2010 Winter Issue
Reviewed by Shannon Hicok
“Brian Boyle is an Ironman.
For most, that would be life’s greatest achievement; but for Brian, life itself is the achievement – becoming an Ironman is simply the icing on the cake. “Iron Heart” chronicles Brian’s journey from a clinically-dead car accident victim to a full-fledged Kona Ironman. It is the ultimate story of perseverance, strength, family unity, and triumph.
The book begins as Brian’s eyes open in the hospital after a horrific car accident. Written in the first person, it allows you to feel the confusion and frustration Brian felt as he slowly realized what had happened to him, and why he could not speak, move, or communicate in any way. Nearly every part of Brian’s athletic body had been severely damaged when a dump truck collided with the driver’s side of his Camaro. As he would find out later, his athleticism is probably the only reason he was able to live through the excruciating physical ordeal of his recovery.

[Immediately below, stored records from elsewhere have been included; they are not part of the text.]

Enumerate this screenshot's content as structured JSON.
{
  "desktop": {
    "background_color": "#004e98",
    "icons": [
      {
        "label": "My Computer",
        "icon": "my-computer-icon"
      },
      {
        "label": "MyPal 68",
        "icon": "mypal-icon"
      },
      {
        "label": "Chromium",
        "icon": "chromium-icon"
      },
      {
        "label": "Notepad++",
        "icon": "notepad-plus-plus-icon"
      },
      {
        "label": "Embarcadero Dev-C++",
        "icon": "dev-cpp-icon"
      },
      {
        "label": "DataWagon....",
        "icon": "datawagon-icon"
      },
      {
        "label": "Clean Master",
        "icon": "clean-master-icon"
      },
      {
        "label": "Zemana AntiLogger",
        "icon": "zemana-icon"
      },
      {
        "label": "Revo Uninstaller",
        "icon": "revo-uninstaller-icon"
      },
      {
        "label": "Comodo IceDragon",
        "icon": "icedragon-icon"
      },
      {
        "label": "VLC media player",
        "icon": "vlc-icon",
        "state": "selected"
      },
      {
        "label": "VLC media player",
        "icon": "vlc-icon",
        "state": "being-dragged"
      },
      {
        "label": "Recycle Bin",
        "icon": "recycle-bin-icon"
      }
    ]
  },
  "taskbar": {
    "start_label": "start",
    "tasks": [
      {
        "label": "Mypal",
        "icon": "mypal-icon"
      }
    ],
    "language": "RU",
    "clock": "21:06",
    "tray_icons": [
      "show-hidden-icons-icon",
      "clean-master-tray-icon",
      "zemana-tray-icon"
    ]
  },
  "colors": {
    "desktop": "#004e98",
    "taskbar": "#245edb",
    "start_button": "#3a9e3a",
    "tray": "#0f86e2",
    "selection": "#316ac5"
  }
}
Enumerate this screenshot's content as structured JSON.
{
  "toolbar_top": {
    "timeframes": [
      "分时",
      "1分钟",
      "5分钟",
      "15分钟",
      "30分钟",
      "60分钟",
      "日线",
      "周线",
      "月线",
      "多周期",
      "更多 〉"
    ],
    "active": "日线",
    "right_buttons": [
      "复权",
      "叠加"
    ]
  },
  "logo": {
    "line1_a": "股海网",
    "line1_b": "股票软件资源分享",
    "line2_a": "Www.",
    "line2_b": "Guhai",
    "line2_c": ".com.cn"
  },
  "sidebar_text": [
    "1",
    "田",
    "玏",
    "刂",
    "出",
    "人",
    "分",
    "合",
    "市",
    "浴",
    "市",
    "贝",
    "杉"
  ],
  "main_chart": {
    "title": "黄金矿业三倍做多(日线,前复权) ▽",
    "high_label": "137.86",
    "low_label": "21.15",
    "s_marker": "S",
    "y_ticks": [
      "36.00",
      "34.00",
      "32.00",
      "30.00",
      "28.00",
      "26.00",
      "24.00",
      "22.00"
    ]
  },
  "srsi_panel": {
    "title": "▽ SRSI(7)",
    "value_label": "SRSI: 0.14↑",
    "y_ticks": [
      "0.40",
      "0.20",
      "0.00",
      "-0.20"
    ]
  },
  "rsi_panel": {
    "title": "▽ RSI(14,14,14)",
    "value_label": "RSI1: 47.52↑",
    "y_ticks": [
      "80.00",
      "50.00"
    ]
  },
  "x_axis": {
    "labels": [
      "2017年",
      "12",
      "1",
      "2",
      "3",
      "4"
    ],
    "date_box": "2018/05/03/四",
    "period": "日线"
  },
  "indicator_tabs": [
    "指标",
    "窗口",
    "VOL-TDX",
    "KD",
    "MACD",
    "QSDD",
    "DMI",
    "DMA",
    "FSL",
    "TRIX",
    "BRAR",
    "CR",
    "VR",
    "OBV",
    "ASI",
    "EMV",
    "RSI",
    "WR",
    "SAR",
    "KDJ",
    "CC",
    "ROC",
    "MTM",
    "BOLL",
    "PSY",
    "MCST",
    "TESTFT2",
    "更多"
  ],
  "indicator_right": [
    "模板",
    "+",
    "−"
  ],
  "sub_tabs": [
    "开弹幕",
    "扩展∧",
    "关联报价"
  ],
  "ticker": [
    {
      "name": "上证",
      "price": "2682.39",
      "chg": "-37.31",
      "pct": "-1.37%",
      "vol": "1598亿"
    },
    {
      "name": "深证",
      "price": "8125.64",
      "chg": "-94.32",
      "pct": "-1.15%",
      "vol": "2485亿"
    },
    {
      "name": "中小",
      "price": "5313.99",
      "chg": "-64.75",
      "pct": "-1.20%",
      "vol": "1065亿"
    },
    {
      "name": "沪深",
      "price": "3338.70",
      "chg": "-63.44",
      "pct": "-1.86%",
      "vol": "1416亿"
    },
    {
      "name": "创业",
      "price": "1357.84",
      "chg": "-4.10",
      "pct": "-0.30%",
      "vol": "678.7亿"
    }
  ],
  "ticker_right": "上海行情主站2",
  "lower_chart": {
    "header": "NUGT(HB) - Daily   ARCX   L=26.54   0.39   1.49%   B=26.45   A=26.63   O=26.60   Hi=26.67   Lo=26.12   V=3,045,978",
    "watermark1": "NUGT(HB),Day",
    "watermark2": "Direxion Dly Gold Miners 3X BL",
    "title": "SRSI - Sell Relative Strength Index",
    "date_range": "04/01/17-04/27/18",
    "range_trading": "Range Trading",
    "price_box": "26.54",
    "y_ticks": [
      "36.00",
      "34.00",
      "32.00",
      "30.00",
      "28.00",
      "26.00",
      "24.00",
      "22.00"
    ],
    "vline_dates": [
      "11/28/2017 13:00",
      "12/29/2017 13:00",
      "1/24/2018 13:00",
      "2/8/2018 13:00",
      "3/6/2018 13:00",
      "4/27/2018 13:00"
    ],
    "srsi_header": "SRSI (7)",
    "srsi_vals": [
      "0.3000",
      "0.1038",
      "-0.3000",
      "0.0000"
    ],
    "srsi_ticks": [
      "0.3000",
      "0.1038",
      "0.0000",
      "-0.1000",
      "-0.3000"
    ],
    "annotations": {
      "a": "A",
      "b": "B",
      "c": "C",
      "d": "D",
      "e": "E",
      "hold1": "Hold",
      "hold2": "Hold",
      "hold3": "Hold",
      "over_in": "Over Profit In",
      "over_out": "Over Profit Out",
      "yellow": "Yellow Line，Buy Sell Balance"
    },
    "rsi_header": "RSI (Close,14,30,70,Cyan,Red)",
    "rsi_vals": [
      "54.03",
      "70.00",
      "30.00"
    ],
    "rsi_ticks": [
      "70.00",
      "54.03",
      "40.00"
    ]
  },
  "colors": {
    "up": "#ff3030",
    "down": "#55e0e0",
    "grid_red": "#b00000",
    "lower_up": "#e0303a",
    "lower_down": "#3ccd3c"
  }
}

“Iron Heart: The Story of How I Came Back From the Dead” is one of those books that you just can’t put down. I found myself wondering what could possibly happen next as I read about each obstacle Brian faced in his recovery. From his first few blinks and the nightmare of being weaned off the life-saving but highly addictive pain medications to learning to walk and talk again. Brian even articulates the torture of constant boredom as his slow and painful physical and emotional recovery progressed. His determination is incredibly inspirational as he goes from a self-proclaimed “skeleton boy” back to a slightly obsessive, muscular athlete.
The second half of the book, which focuses on Brian’s newfound “hobby” of triathlon, illustrates just how far strength of spirit can take you. After contacting Peter Henning of Ironman on a whim in July of 2007, Brian learned that his story was worthy of Ironman Kona television coverage – if he could prove himself able by completing a 70.3 race first. For someone who had literally “come back from the dead,” how hard could a day of competition be? So, despite never having done a triathlon, Brian the bodybuilder began training for his first – the Steelhead 70.3 in Michigan. The truly amazing and slightly ridiculous part of the story is – the race was in two weeks! Of course there was no doubt about the outcome – Brian completed his 70.3 race and made it to the “big race” in Hawaii. The book features humorous moments during his three months of Ironman training, like the fellow 70.3 swim competitor who told Brian, “With all those muscles, you might sink to the bottom.” Through everything, Brian’s determination was unwavering – and of course, this part of his journey ended on Ali’I drive under the Ironman banner.
Throughout this story, Brian gives credit where it is due. He acknowledges everyone and everything that helped him remain focused on life and health. Music, letters, emails, visits from friends and family, dedicated health care workers, and above all the love and commitment of his parents, Garth and JoAnne, helped to pull Brian back into the world of the living.
Iron Heart reminds us that life is a truly precious gift, and it is what you make of it; that strength of spirit can overcome just about anything; and that, as Brian says, “Any day when you’re not in a coma is a great day!”